■ WORK ORDER:
The answer must be every line below that holds the word "description".
--- START ---
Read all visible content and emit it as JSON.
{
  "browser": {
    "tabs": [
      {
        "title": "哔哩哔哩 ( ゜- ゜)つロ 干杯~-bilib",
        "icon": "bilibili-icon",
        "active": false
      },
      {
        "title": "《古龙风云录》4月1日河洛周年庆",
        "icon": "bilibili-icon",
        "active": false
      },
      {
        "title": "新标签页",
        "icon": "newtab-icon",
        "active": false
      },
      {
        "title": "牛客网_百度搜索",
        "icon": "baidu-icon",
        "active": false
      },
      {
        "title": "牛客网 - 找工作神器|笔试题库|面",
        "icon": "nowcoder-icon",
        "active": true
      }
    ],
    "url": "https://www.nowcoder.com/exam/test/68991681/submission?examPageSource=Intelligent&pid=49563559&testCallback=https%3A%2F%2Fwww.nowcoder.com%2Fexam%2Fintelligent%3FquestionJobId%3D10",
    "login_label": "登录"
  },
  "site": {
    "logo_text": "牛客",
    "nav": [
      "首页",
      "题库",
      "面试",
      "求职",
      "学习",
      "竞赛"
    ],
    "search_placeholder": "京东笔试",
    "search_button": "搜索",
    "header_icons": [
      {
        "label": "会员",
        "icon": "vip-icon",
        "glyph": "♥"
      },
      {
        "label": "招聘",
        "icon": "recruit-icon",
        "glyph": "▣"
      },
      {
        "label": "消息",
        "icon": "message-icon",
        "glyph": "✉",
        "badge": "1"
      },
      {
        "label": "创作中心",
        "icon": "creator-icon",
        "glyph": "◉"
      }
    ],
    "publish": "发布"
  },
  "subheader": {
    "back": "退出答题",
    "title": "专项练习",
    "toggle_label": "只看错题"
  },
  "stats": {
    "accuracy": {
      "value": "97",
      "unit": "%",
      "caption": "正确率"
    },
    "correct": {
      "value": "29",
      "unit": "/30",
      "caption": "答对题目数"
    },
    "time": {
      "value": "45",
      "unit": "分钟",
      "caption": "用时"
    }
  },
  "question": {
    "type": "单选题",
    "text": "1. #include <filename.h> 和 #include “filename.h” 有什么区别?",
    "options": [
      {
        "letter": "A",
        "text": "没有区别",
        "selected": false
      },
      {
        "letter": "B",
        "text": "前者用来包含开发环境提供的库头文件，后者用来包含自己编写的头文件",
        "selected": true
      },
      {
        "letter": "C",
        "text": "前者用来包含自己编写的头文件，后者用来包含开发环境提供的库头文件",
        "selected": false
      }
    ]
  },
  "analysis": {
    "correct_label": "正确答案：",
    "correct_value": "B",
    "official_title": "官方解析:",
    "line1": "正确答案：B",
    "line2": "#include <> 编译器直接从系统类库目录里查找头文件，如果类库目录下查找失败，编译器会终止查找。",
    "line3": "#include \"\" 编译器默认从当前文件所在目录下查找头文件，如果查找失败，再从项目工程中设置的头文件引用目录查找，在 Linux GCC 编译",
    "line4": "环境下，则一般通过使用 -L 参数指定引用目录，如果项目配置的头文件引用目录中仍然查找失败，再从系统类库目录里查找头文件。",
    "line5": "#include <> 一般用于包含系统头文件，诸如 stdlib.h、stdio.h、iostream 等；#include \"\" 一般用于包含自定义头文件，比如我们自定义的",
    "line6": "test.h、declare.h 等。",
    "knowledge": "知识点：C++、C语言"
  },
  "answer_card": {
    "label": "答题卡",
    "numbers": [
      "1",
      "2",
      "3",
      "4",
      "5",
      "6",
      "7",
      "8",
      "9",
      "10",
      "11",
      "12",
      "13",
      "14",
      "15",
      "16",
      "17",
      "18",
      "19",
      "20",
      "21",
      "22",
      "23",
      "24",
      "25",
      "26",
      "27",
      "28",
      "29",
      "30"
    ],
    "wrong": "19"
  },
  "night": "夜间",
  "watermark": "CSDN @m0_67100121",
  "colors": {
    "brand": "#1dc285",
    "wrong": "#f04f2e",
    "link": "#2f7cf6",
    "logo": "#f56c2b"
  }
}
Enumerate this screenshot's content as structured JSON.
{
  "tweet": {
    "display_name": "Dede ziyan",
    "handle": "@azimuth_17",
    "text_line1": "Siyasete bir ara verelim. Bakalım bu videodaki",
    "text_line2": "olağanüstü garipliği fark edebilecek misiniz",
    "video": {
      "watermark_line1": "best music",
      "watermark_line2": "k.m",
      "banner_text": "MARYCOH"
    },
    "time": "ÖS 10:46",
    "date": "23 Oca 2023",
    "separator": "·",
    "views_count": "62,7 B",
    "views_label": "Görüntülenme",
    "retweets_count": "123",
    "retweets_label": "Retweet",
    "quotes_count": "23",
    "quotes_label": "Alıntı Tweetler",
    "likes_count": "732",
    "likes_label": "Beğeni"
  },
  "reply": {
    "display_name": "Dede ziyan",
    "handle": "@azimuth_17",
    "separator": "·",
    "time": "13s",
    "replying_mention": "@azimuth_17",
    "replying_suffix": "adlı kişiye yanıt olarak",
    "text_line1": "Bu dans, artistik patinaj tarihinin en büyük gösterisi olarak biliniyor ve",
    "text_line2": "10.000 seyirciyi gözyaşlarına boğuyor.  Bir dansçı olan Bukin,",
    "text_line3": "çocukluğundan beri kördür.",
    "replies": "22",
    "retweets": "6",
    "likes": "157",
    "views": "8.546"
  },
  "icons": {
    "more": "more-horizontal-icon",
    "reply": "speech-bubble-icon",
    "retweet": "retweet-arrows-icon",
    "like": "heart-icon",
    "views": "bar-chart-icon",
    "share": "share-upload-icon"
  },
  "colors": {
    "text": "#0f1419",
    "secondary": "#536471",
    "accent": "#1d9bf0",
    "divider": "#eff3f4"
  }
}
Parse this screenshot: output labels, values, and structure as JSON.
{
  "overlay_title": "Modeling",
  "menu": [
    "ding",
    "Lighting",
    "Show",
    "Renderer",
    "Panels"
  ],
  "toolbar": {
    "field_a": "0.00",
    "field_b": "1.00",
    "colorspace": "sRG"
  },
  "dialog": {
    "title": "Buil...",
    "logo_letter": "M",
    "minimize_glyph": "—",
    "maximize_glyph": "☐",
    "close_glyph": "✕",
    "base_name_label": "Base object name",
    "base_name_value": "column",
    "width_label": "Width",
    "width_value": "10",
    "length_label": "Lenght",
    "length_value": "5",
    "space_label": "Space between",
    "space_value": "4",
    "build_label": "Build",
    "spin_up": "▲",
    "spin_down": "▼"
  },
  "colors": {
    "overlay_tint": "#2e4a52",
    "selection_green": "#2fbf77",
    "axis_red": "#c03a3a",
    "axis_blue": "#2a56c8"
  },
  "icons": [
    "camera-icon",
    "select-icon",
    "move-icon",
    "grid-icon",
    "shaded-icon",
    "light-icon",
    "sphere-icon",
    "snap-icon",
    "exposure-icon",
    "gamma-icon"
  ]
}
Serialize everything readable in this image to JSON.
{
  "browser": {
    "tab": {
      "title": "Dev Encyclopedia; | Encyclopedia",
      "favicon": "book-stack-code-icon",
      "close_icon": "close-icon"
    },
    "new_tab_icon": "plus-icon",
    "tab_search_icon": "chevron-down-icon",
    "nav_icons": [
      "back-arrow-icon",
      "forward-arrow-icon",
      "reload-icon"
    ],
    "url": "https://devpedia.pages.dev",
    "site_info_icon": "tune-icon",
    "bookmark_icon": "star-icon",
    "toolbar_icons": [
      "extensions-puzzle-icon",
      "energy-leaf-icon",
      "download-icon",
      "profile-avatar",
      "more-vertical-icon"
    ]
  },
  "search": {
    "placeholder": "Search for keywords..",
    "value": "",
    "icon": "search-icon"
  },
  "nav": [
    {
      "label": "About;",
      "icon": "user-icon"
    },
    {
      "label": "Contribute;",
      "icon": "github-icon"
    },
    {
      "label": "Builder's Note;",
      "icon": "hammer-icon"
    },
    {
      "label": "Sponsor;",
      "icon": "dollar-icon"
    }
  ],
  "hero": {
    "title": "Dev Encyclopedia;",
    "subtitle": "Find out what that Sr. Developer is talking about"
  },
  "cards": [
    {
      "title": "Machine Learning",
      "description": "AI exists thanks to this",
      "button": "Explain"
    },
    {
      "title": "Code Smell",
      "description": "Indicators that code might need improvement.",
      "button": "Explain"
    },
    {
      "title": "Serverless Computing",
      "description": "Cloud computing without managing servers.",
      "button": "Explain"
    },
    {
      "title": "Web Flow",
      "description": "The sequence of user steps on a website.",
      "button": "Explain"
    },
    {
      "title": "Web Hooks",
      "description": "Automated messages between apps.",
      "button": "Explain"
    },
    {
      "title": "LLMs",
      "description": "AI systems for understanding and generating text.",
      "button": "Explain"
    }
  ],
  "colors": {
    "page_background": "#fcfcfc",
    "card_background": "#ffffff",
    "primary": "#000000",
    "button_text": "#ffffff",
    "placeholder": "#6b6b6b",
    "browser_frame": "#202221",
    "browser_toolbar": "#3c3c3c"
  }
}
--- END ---
■ EXPECTED ANSWER:
      "description": "AI exists thanks to this",
      "description": "Indicators that code might need improvement.",
      "description": "Cloud computing without managing servers.",
      "description": "The sequence of user steps on a website.",
      "description": "Automated messages between apps.",
      "description": "AI systems for understanding and generating text.",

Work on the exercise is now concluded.